[Stored data entries]
[Start of Attachment]

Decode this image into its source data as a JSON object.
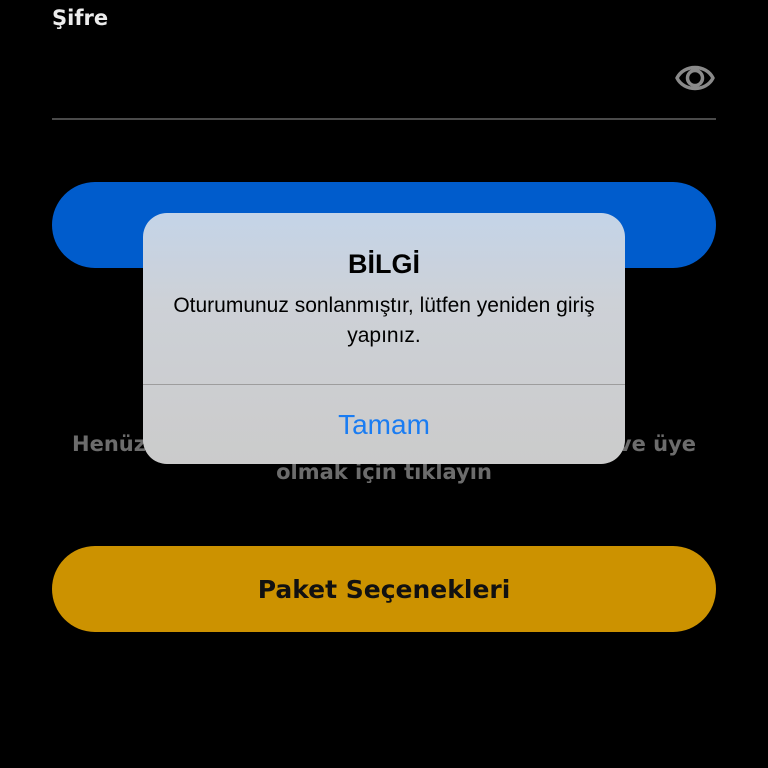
{
  "password": {
    "label": "Şifre",
    "value": "",
    "icon": "eye-icon"
  },
  "signup": {
    "prefix": "Henüz",
    "suffix": "ve üye",
    "line2": "olmak için tıklayın"
  },
  "package_button": {
    "label": "Paket Seçenekleri"
  },
  "alert": {
    "title": "BİLGİ",
    "message": "Oturumunuz sonlanmıştır, lütfen yeniden giriş yapınız.",
    "ok_label": "Tamam"
  },
  "colors": {
    "background": "#000000",
    "login_button": "#005ccc",
    "package_button": "#cc9200",
    "alert_action": "#1a7cf2"
  }
}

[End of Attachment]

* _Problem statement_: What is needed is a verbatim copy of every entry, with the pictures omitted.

* _Response_:
Decode this image into its source data as a JSON object.
{
  "password": {
    "label": "Şifre",
    "value": "",
    "icon": "eye-icon"
  },
  "signup": {
    "prefix": "Henüz",
    "suffix": "ve üye",
    "line2": "olmak için tıklayın"
  },
  "package_button": {
    "label": "Paket Seçenekleri"
  },
  "alert": {
    "title": "BİLGİ",
    "message": "Oturumunuz sonlanmıştır, lütfen yeniden giriş yapınız.",
    "ok_label": "Tamam"
  },
  "colors": {
    "background": "#000000",
    "login_button": "#005ccc",
    "package_button": "#cc9200",
    "alert_action": "#1a7cf2"
  }
}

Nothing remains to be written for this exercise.